Two filmmakers spent most of the 2011-12 school year following Calhoun and Price throughout the design and construction process. Then, the project was presented to Daniel in May and he's now using it at home. The video also showcases Daniel's sister, Elizabeth, mother, Emily, and father, Charles.

"The impact that this project has had on Daniel's life can't really be described in words," says Emily Wilson. "However, I believe that the relationship that bloomed with Jacob, Mark, and our whole family has effected all of us.  Daniel loves Mark and Jacob, and really looks up to them.  Daniel is so proud of 'Pinchy,' his name for the prosthetic, and that he was able to be involved in every aspect of the design process. I think that really helped boost his self-confidence. Overall, it has been an unbelievable experience that not only Daniel, but all of us will remember and be proud of for the rest of our lives. I hope that from this experience Daniel will grow up and do something like this for someone else."

  Personalized Device: Rose-Hulman Institute of Technology senior biomedical engineering students used Siemens' state-of-the-art computer-aided design and engineering software to construct a lightweight, fully functional prosthetic device that utilizes seven subsystems to make the client's life a lot easier.

Price, a 2012 Rose-Hulman graduate who is now a staff validation engineer for Performance Validation in Indianapolis, was happy to use his engineering skill to help others.

"Daniel is an awesome kid, the Wilsons are an awesome family, and I could not be more grateful with being given this opportunity," He states "I'll never forget seeing Daniel engaging in the meetings, seeing the pictures of him wearing his prosthetic weeks after we delivered it, and watching him use it to pick up toys and scratch his mom's back. There's no better feeling than that of making a difference in someone's life."

Calhoun is now a graduate student at The Ohio State University.

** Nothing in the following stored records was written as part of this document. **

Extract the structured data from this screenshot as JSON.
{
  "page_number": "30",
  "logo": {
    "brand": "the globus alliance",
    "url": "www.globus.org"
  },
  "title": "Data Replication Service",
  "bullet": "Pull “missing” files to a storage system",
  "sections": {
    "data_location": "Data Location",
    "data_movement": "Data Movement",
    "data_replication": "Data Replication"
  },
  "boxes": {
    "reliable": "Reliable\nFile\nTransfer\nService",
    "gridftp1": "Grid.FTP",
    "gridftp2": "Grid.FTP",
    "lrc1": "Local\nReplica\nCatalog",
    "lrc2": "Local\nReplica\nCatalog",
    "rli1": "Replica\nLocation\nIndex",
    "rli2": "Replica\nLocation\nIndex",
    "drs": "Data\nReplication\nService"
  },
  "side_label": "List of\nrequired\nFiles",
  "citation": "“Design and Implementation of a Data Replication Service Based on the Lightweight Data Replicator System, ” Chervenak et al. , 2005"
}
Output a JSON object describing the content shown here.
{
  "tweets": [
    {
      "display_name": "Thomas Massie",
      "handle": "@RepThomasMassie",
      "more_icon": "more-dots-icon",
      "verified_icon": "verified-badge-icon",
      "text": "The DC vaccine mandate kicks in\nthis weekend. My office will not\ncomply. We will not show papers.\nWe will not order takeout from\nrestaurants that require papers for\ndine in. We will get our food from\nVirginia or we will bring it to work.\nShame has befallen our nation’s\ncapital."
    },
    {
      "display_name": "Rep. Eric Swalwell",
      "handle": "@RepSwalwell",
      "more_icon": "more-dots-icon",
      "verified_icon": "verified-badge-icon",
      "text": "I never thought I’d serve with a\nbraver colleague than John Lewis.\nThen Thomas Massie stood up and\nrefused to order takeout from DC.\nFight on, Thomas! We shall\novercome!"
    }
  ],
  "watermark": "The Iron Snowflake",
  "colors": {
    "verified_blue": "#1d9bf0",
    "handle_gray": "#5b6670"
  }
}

The prosthesis was one of 12 biomedical engineering capstone projects completed in 2011-12, under the supervision of professors Kay C Dee, Ph.D, Glen Livesay, Ph.D., and Renee Rogge, Ph.D. Other devices constructed included a custom-designed walker for a kindergarten student, a vest-like device that corrects proprioception dysfunction and severely-slouched shoulders for children, a lightweight brace that corrects ankle pronation, and an insole device that measures and redistributes the stresses on an athlete's foot. The projects receive support from a National Science Foundation grant.

"Real projects for real clients help our students make real connections to what they can do with engineering," states Livesay. "The team that worked with Daniel really exemplifies what we're striving for in design: creative solutions and lots of hard work that enable our students to have a strong, positive impact on the lives of people in our community."

Trying Out Prosthesis: Daniel Wilson, 8, from Rockville, Indiana, uses the prosthetic device that was specially designed for him by Rose-Hulman Institute of Technology 2012 biomedical engineering graduates Mark Calhoun (left) and Jacob Price.


Dee adds, "Design projects let our students use all of the skills in their 'toolbox': professionalism, creativity, technical knowledge, interpersonal and communication skills, independent time management skills, hands-on building, and technical documentation skills. These are incredible learning opportunities for our students."

Siemens PLM Software provided Rose-Hulman a $27.8 million in-kind software grant last year to provide the college and its students with the latest advanced hands-on training tools to lead the next generation of engineers for innovative, high-tech careers. The software is being used by students to develop cutting-edge technology in classrooms, laboratories, and advanced transportation competition teams.

"At Rose-Hulman, students work with the latest software and simulation programs from Siemens PLM Software to create a lot of exciting projects," states Boswell.

Daniel's story has spread across the internet from Scientific American to FastCompany.